I’m relatively new to Birmingham, Alabama. I was nervous about moving to a place with famously long hot humid summers. My intuition since moving here is that there are many days throughout the year when, at some point in the day, the weather is nice for doing something outside with my kids.
Yesterday, Sunday, was very nice. To have such a nice warm sunny day in mid-December is strange to me. I grew up further north where Decembers are chilly. Here is a picture of a neighbor’s son enjoying the summer-like feel of this technically-winter day. This picture was taken at noon.
Although I am grateful for this particular day, I also think about the hot summer days when noon is a time to hide indoors with air conditioning. Is it nice here? How can that question be answered scientifically?
This map confirmed my intuition. My old life in New Jersey was in the dark green zone, and my new life in Alabama is one level better, in terms of how many “nice” days you can expect in a year.
If you don’t have climate control, then you might be more worried about weather extremes. If you are lucky enough to have a regulated indoor environment, then a nice place to live is largely a question of how many days you get when it’s nice to “go out”.
This map accounts for “nice days”. I wonder if New Jersey would seem closer to Alabama if the measure changed to “nice daylight hours”. Yesterday was beautiful, but it was dark by 5pm. When I get time, I’m going to make a map of where in the lower 48 you can enjoy dinner outside after work many times per year (and why is it Southern California?).
Housekeeping: There was no post yesterday on Economist Writing Every Day. It was my day to write and family responsibilities just took up every minute. This might happen occasionally.
Last week I wrote about American Data Heroes. There are many that I don’t know of , but I wanted to share the work of tireless Frank McPhillips. For months he wrote a succinct post every single day within a private Facebook group for concerned citizens of Alabama. Recently he switched to Substack, meaning I can share it here.
McPhillips summarizes and explains the Covid data for the state of Alabama, where I live. This is data that is publicly available, but most people like myself don’t want to do as much work as he does to understand it. He also understands when the reporting might be wrong or late.
The Chairman of the Madison County Commission was more blunt. “We’re now talking about alternative space for a morgue”, he said, adding that he has never faced such a decision in 25 years of public service.
According to HHS, 87.7% of Alabama’s ICU beds are occupied… Our State added 3,390 more COVID cases today (incl. 655 probables), raising the 7-day moving average to 3,228 cases per day, which is twice the daily average 3 weeks ago.
Now, brace yourself for the updated hospitalization data: 2,079 patients (105 reporting hospitals), a jump of 163 patients in a single day. The Huntsville Hospital system reported 378 COVID patients, an increase of 76 patients in one week. DCH Health system reported 138 patients, double the number just 9 days ago. And finally, Regional Medical Center (Anniston) announced new visitation restrictions due to the pandemic: “For end-of-life care, two visitors will be permitted to remain in the patient’s room, without leaving or re-entering the building and without substitution”.

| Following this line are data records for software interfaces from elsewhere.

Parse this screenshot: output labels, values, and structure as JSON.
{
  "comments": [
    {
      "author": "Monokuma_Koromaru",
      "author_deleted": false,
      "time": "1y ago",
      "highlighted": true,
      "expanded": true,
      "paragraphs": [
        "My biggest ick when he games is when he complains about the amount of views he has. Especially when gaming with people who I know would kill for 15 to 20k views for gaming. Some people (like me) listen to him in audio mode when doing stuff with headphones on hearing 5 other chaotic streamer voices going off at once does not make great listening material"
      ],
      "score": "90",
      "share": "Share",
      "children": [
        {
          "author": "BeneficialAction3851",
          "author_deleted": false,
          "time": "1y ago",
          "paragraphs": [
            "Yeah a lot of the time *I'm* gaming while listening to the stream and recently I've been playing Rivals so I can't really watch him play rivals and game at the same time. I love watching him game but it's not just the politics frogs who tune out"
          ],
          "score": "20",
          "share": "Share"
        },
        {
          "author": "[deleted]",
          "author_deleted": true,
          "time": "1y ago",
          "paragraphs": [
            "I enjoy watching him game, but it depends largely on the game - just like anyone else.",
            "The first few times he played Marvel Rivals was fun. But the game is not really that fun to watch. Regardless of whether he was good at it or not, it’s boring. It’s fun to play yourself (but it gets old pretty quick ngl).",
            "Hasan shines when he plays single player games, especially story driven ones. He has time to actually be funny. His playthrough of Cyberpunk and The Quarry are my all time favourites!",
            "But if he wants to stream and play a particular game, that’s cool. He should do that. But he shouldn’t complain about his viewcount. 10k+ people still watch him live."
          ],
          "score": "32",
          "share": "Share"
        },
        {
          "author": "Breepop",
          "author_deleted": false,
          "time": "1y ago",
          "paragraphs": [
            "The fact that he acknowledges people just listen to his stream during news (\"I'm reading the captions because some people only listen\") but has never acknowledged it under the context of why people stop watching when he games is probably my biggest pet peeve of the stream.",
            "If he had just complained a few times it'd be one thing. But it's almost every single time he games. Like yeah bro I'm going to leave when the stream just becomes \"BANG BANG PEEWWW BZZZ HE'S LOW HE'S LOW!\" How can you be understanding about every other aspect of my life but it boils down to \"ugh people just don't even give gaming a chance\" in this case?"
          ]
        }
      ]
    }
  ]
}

I appreciate all his work. It’s obvious when he’s getting depressed or exhausted, but he’s decided to keep going (almost) every day. He keeps writing new prose on how this is the most deadly “war” of our time. He wants people to keep fighting back and not get complacent. See his Dec 7 post for more war comparisons.
McPhillips has helped a lot of people in his locality. He inspires me for Writing Every Day.